Drug overdose is a nationwide epidemic that claims the lives of over 43,000 Americans every year. The problem is particularly severe in South Carolina. Between July 1, 2013 and June 30, 2014, 354 people died in the state due to prescription drug overdose, and an additional 31 people died of heroin overdoses. The state has also seen a significant increase in the number of people seeking treatment for opioid abuse or dependence.
Opioid overdose is typically reversible through the timely administration of naloxone, a medication that blocks the effects of opioids in the brain, and the provision of other emergency care as necessary. However, some current laws limit access to naloxone by making it difficult for those likely to be in a position to aid an overdose victim to access the medication. Existing law can also discourage those witnessing an overdose from calling for help. Additionally, many of the first responders dispatched to assist overdose victims do not carry naloxone and are not trained in its use.

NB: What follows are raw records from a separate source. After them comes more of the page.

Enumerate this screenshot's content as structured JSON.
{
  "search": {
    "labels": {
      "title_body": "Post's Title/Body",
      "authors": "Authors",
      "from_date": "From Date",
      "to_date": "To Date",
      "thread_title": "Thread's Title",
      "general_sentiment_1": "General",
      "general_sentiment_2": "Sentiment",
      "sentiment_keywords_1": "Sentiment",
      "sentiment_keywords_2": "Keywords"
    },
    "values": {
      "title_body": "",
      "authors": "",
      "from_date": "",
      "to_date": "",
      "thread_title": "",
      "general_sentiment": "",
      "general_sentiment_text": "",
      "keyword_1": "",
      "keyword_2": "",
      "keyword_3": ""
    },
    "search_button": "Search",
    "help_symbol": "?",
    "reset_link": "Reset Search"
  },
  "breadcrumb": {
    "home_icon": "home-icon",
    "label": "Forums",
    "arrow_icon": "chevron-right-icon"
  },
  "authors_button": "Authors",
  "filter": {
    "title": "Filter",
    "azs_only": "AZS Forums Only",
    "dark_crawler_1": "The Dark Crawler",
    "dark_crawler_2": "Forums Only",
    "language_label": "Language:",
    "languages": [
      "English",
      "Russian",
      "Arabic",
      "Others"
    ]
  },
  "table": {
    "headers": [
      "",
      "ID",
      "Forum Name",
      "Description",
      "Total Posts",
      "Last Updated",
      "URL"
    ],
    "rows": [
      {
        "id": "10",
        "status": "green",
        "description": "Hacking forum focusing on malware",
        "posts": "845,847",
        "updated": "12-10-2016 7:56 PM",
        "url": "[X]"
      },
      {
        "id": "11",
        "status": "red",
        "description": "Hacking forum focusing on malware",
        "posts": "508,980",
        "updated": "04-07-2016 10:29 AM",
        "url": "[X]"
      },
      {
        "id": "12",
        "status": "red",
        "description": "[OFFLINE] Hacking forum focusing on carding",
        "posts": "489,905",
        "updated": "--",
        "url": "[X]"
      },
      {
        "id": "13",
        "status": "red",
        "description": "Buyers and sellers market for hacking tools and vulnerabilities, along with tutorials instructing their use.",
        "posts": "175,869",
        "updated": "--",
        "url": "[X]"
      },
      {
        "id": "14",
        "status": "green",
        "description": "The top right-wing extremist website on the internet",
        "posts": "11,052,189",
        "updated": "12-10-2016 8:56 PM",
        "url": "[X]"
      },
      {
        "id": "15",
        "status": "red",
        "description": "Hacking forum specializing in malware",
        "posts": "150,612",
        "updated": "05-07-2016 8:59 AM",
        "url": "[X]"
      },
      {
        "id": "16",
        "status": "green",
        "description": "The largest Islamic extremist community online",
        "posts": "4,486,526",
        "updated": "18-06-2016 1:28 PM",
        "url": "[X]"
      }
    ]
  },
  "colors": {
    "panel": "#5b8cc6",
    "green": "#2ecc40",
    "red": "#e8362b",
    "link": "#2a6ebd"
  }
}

South Carolina has taken initial steps to change law to increase access to emergency care for opioid overdoses. With the signing of the South Carolina Overdose Prevention Act on June 3, 2014, the state made it more likely that naloxone will be available when and where it is needed. This fact sheet explains the provisions of the Overdose Prevention Act.